Fayetteville Observer Feb. 23, 2007
Rhodes Pond dam repairs on hold
By Nomee Landis
The state spent $375,000 two years ago to buy Rhodes Pond for anglers, paddlers and hunters who enjoy practicing their passions at the 455-acre pond north of Godwin.
It was purchased for inclusion in the N.C. Wildlife Resources Commission’s Game Lands Program. The state already has opened it to those sportsmen who want to use it.
But because the aging dam and spillway, which form the pond from the waters of the Black River, need an estimated $1 million in repairs, the pond’s management is stuck in limbo between two state agencies. As a result, upgrades to the run-down boat ramp have been delayed, which means users of the pond have a difficult time actually using it.
It’s all a bit muddled, murky as the pond’s black waters.
Technically, the N.C. Department of Transportation owns the pond, which is off U.S. 301. The money for its purchase came from the N.C. Ecosystem Enhancement Program. That program enables the department to buy ecologically sensitive lands as mitigation for the destruction of similar lands during highway construction.
The Wildlife Resources Commission wants the transportation department to pay for the dam and spillway repairs or pass along the cash to do so when it transfers the pond to the commission.
Chris McGee, a district engineer with the transportation department in Cumberland and Harnett counties, said that before repairs can begin, state dam safety officials must decide whether the dam falls in the high-risk category. A high-risk dam is considered to be one that could lead to loss of life if it broke.
That safety determination will affect the level of repairs.
That, in turn, will affect the costs.
The costs will determine how long it takes to make those repairs — and which agency pays.
It is unclear how long it will take for the transportation and wildlife folks to hash it out, McGee said, adding that it is likely that the transportation department will pick up the bill.
The earthen dam is roughly 10 to 15 feet tall and hundreds of feet long. According to a history of the pond that appears on a Web site created to showcase it, www.rhodespond.com, the original dam that formed the pond was built in the 1700s.

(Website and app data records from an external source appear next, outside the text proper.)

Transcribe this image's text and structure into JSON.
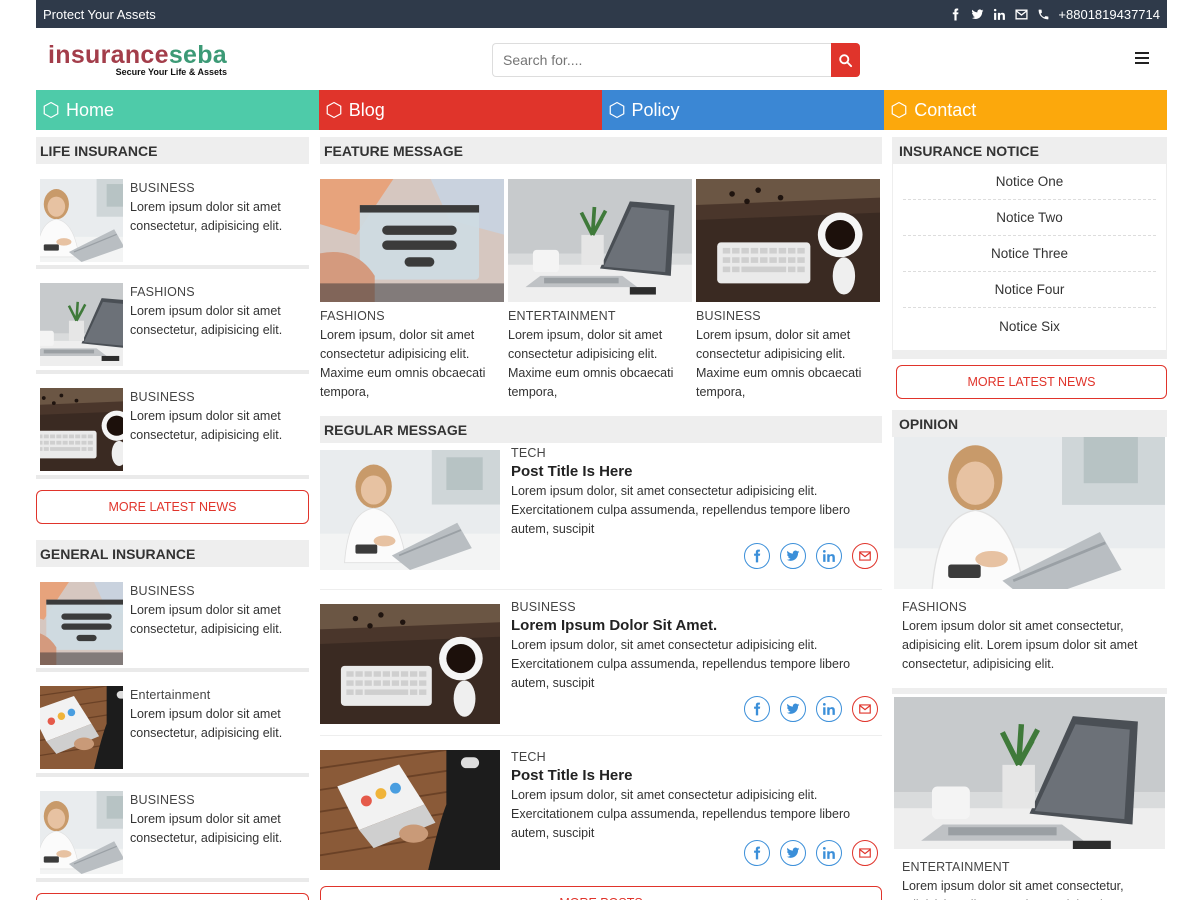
{
  "topbar": {
    "tagline": "Protect Your Assets",
    "phone": "+8801819437714",
    "icons": [
      "facebook-icon",
      "twitter-icon",
      "linkedin-icon",
      "mail-icon",
      "phone-icon"
    ]
  },
  "brand": {
    "logo_part1": "insurance",
    "logo_part2": "seba",
    "tagline": "Secure Your Life & Assets",
    "colors": {
      "part1": "#a33d4a",
      "part2": "#3c9a76"
    }
  },
  "search": {
    "placeholder": "Search for...."
  },
  "nav": [
    {
      "label": "Home",
      "color": "#4ecba9"
    },
    {
      "label": "Blog",
      "color": "#e0342b"
    },
    {
      "label": "Policy",
      "color": "#3b87d4"
    },
    {
      "label": "Contact",
      "color": "#fca80c"
    }
  ],
  "left": {
    "life_heading": "LIFE INSURANCE",
    "life_items": [
      {
        "category": "BUSINESS",
        "text": "Lorem ipsum dolor sit amet consectetur, adipisicing elit.",
        "image": "woman-laptop"
      },
      {
        "category": "FASHIONS",
        "text": "Lorem ipsum dolor sit amet consectetur, adipisicing elit.",
        "image": "laptop-desk"
      },
      {
        "category": "BUSINESS",
        "text": "Lorem ipsum dolor sit amet consectetur, adipisicing elit.",
        "image": "keyboard-coffee"
      }
    ],
    "more_label": "MORE LATEST NEWS",
    "general_heading": "GENERAL INSURANCE",
    "general_items": [
      {
        "category": "BUSINESS",
        "text": "Lorem ipsum dolor sit amet consectetur, adipisicing elit.",
        "image": "login-screen"
      },
      {
        "category": "Entertainment",
        "text": "Lorem ipsum dolor sit amet consectetur, adipisicing elit.",
        "image": "man-laptop"
      },
      {
        "category": "BUSINESS",
        "text": "Lorem ipsum dolor sit amet consectetur, adipisicing elit.",
        "image": "woman-laptop"
      }
    ]
  },
  "middle": {
    "feature_heading": "FEATURE MESSAGE",
    "features": [
      {
        "category": "FASHIONS",
        "text": "Lorem ipsum, dolor sit amet consectetur adipisicing elit. Maxime eum omnis obcaecati tempora,",
        "image": "login-screen"
      },
      {
        "category": "ENTERTAINMENT",
        "text": "Lorem ipsum, dolor sit amet consectetur adipisicing elit. Maxime eum omnis obcaecati tempora,",
        "image": "laptop-desk"
      },
      {
        "category": "BUSINESS",
        "text": "Lorem ipsum, dolor sit amet consectetur adipisicing elit. Maxime eum omnis obcaecati tempora,",
        "image": "keyboard-coffee"
      }
    ],
    "regular_heading": "REGULAR MESSAGE",
    "regular": [
      {
        "category": "TECH",
        "title": "Post Title Is Here",
        "text": "Lorem ipsum dolor, sit amet consectetur adipisicing elit. Exercitationem culpa assumenda, repellendus tempore libero autem, suscipit",
        "image": "woman-laptop"
      },
      {
        "category": "BUSINESS",
        "title": "Lorem Ipsum Dolor Sit Amet.",
        "text": "Lorem ipsum dolor, sit amet consectetur adipisicing elit. Exercitationem culpa assumenda, repellendus tempore libero autem, suscipit",
        "image": "keyboard-coffee"
      },
      {
        "category": "TECH",
        "title": "Post Title Is Here",
        "text": "Lorem ipsum dolor, sit amet consectetur adipisicing elit. Exercitationem culpa assumenda, repellendus tempore libero autem, suscipit",
        "image": "man-laptop"
      }
    ],
    "more_posts_label": "MORE POSTS"
  },
  "right": {
    "notice_heading": "INSURANCE NOTICE",
    "notices": [
      "Notice One",
      "Notice Two",
      "Notice Three",
      "Notice Four",
      "Notice Six"
    ],
    "more_label": "MORE LATEST NEWS",
    "opinion_heading": "OPINION",
    "opinions": [
      {
        "category": "FASHIONS",
        "text": "Lorem ipsum dolor sit amet consectetur, adipisicing elit. Lorem ipsum dolor sit amet consectetur, adipisicing elit.",
        "image": "woman-laptop"
      },
      {
        "category": "ENTERTAINMENT",
        "text": "Lorem ipsum dolor sit amet consectetur, adipisicing elit. Lorem ipsum dolor sit amet consectetur, adipisicing elit.",
        "image": "laptop-desk"
      }
    ]
  }
}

Jim Simons, director of the state Division of Land Resources and the state geologist, is also a dam safety engineer. He said the state is considering not only the safety of the dam but what would happen to U.S. 301 if the dam should break. In the past, his division has considered it to be a high-hazard dam, but he said engineers are reconsidering that.
Simons said that trees growing on the dam should be removed, and
some repair work to the spillway is needed, including repairing the
Erik Christofferson, section chief of facilities and operations with the wildlife commission, said some boaters have complained to the commission about the state of the boat ramp.
Christofferson said he does not know how long it will take to upgrade the ramp, but agency staff is working on it. The employees plan to ensure they have the proper permits before they start grading the ramp and hauling in more gravel, he said.
While all of the details are being discussed, Tommy Hughes has some advice for people who use the pond. Hughes is a wildlife biologist supervisor with the commission. He asked that people:
* Avoid walking on the earthen dam. It’s old, dating back to the 1800s.
* Avoid the spillway, too. The flood-control gates need repairs. They’re fragile. And the algae that grows in the spillway makes it slippery and dangerous.
* Haul their trash out with them. No one collects trash at the pond as they might have done while it was under private ownership. All those soda bottles, bait cups and food wrappers will pollute the pond if people don’t pack out what they pack in.
Hughes said only electric trolling motors are allowed on the pond.
Hughes said the pond probably looks different to the locals than it
did for the 30 years that the Honeycutt family owned it. The family ran
a country store there and lived at the pond. They maintained the
buildings and the grounds, which the wildlife commission doesn’t do.
Staff writer Nomee Landis can be reached at email@example.com or 486-3523.